## PROBLEM STATEMENT
Retype the entries exactly; omit all pictures.

## INFORMATION GIVEN
_ _ _ _

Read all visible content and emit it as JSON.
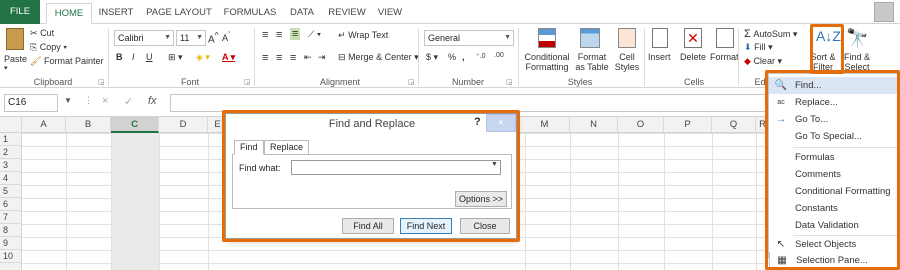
{
  "tabs": [
    "FILE",
    "HOME",
    "INSERT",
    "PAGE LAYOUT",
    "FORMULAS",
    "DATA",
    "REVIEW",
    "VIEW"
  ],
  "clipboard": {
    "paste": "Paste",
    "cut": "Cut",
    "copy": "Copy",
    "format_painter": "Format Painter",
    "group": "Clipboard"
  },
  "font": {
    "name": "Calibri",
    "size": "11",
    "group": "Font",
    "bold": "B",
    "italic": "I",
    "underline": "U"
  },
  "alignment": {
    "wrap_text": "Wrap Text",
    "merge_center": "Merge & Center",
    "group": "Alignment"
  },
  "number": {
    "format": "General",
    "currency": "$",
    "percent": "%",
    "comma": ",",
    "group": "Number"
  },
  "styles": {
    "conditional": "Conditional Formatting",
    "format_table": "Format as Table",
    "cell_styles": "Cell Styles",
    "group": "Styles"
  },
  "cells": {
    "insert": "Insert",
    "delete": "Delete",
    "format": "Format",
    "group": "Cells"
  },
  "editing": {
    "autosum": "AutoSum",
    "fill": "Fill",
    "clear": "Clear",
    "sort_filter": "Sort & Filter",
    "find_select": "Find & Select",
    "group_short": "Ed"
  },
  "formula_bar": {
    "name_box": "C16",
    "fx": "fx",
    "cancel": "×",
    "enter": "✓"
  },
  "columns": [
    "A",
    "B",
    "C",
    "D",
    "E",
    "",
    "",
    "",
    "",
    "",
    "M",
    "N",
    "O",
    "P",
    "Q",
    "R"
  ],
  "rows": [
    "1",
    "2",
    "3",
    "4",
    "5",
    "6",
    "7",
    "8",
    "9",
    "10"
  ],
  "dialog": {
    "title": "Find and Replace",
    "help": "?",
    "close": "×",
    "tab_find": "Find",
    "tab_replace": "Replace",
    "find_what_label": "Find what:",
    "find_what_value": "",
    "options": "Options >>",
    "find_all": "Find All",
    "find_next": "Find Next",
    "close_btn": "Close"
  },
  "menu": [
    {
      "icon": "binoculars-icon",
      "glyph": "🔍",
      "label": "Find..."
    },
    {
      "icon": "replace-icon",
      "glyph": "ac",
      "label": "Replace..."
    },
    {
      "icon": "arrow-right-icon",
      "glyph": "→",
      "label": "Go To..."
    },
    {
      "icon": "",
      "glyph": "",
      "label": "Go To Special..."
    },
    {
      "icon": "",
      "glyph": "",
      "label": "Formulas"
    },
    {
      "icon": "",
      "glyph": "",
      "label": "Comments"
    },
    {
      "icon": "",
      "glyph": "",
      "label": "Conditional Formatting"
    },
    {
      "icon": "",
      "glyph": "",
      "label": "Constants"
    },
    {
      "icon": "",
      "glyph": "",
      "label": "Data Validation"
    },
    {
      "icon": "cursor-icon",
      "glyph": "↖",
      "label": "Select Objects"
    },
    {
      "icon": "selection-pane-icon",
      "glyph": "▦",
      "label": "Selection Pane..."
    }
  ],
  "colors": {
    "excel_green": "#217346",
    "highlight_orange": "#e46c0a",
    "menu_hover": "#dbe6f5"
  }
}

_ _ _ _

## COMPLETED TASK
Read all visible content and emit it as JSON.
{
  "tabs": [
    "FILE",
    "HOME",
    "INSERT",
    "PAGE LAYOUT",
    "FORMULAS",
    "DATA",
    "REVIEW",
    "VIEW"
  ],
  "clipboard": {
    "paste": "Paste",
    "cut": "Cut",
    "copy": "Copy",
    "format_painter": "Format Painter",
    "group": "Clipboard"
  },
  "font": {
    "name": "Calibri",
    "size": "11",
    "group": "Font",
    "bold": "B",
    "italic": "I",
    "underline": "U"
  },
  "alignment": {
    "wrap_text": "Wrap Text",
    "merge_center": "Merge & Center",
    "group": "Alignment"
  },
  "number": {
    "format": "General",
    "currency": "$",
    "percent": "%",
    "comma": ",",
    "group": "Number"
  },
  "styles": {
    "conditional": "Conditional Formatting",
    "format_table": "Format as Table",
    "cell_styles": "Cell Styles",
    "group": "Styles"
  },
  "cells": {
    "insert": "Insert",
    "delete": "Delete",
    "format": "Format",
    "group": "Cells"
  },
  "editing": {
    "autosum": "AutoSum",
    "fill": "Fill",
    "clear": "Clear",
    "sort_filter": "Sort & Filter",
    "find_select": "Find & Select",
    "group_short": "Ed"
  },
  "formula_bar": {
    "name_box": "C16",
    "fx": "fx",
    "cancel": "×",
    "enter": "✓"
  },
  "columns": [
    "A",
    "B",
    "C",
    "D",
    "E",
    "",
    "",
    "",
    "",
    "",
    "M",
    "N",
    "O",
    "P",
    "Q",
    "R"
  ],
  "rows": [
    "1",
    "2",
    "3",
    "4",
    "5",
    "6",
    "7",
    "8",
    "9",
    "10"
  ],
  "dialog": {
    "title": "Find and Replace",
    "help": "?",
    "close": "×",
    "tab_find": "Find",
    "tab_replace": "Replace",
    "find_what_label": "Find what:",
    "find_what_value": "",
    "options": "Options >>",
    "find_all": "Find All",
    "find_next": "Find Next",
    "close_btn": "Close"
  },
  "menu": [
    {
      "icon": "binoculars-icon",
      "glyph": "🔍",
      "label": "Find..."
    },
    {
      "icon": "replace-icon",
      "glyph": "ac",
      "label": "Replace..."
    },
    {
      "icon": "arrow-right-icon",
      "glyph": "→",
      "label": "Go To..."
    },
    {
      "icon": "",
      "glyph": "",
      "label": "Go To Special..."
    },
    {
      "icon": "",
      "glyph": "",
      "label": "Formulas"
    },
    {
      "icon": "",
      "glyph": "",
      "label": "Comments"
    },
    {
      "icon": "",
      "glyph": "",
      "label": "Conditional Formatting"
    },
    {
      "icon": "",
      "glyph": "",
      "label": "Constants"
    },
    {
      "icon": "",
      "glyph": "",
      "label": "Data Validation"
    },
    {
      "icon": "cursor-icon",
      "glyph": "↖",
      "label": "Select Objects"
    },
    {
      "icon": "selection-pane-icon",
      "glyph": "▦",
      "label": "Selection Pane..."
    }
  ],
  "colors": {
    "excel_green": "#217346",
    "highlight_orange": "#e46c0a",
    "menu_hover": "#dbe6f5"
  }
}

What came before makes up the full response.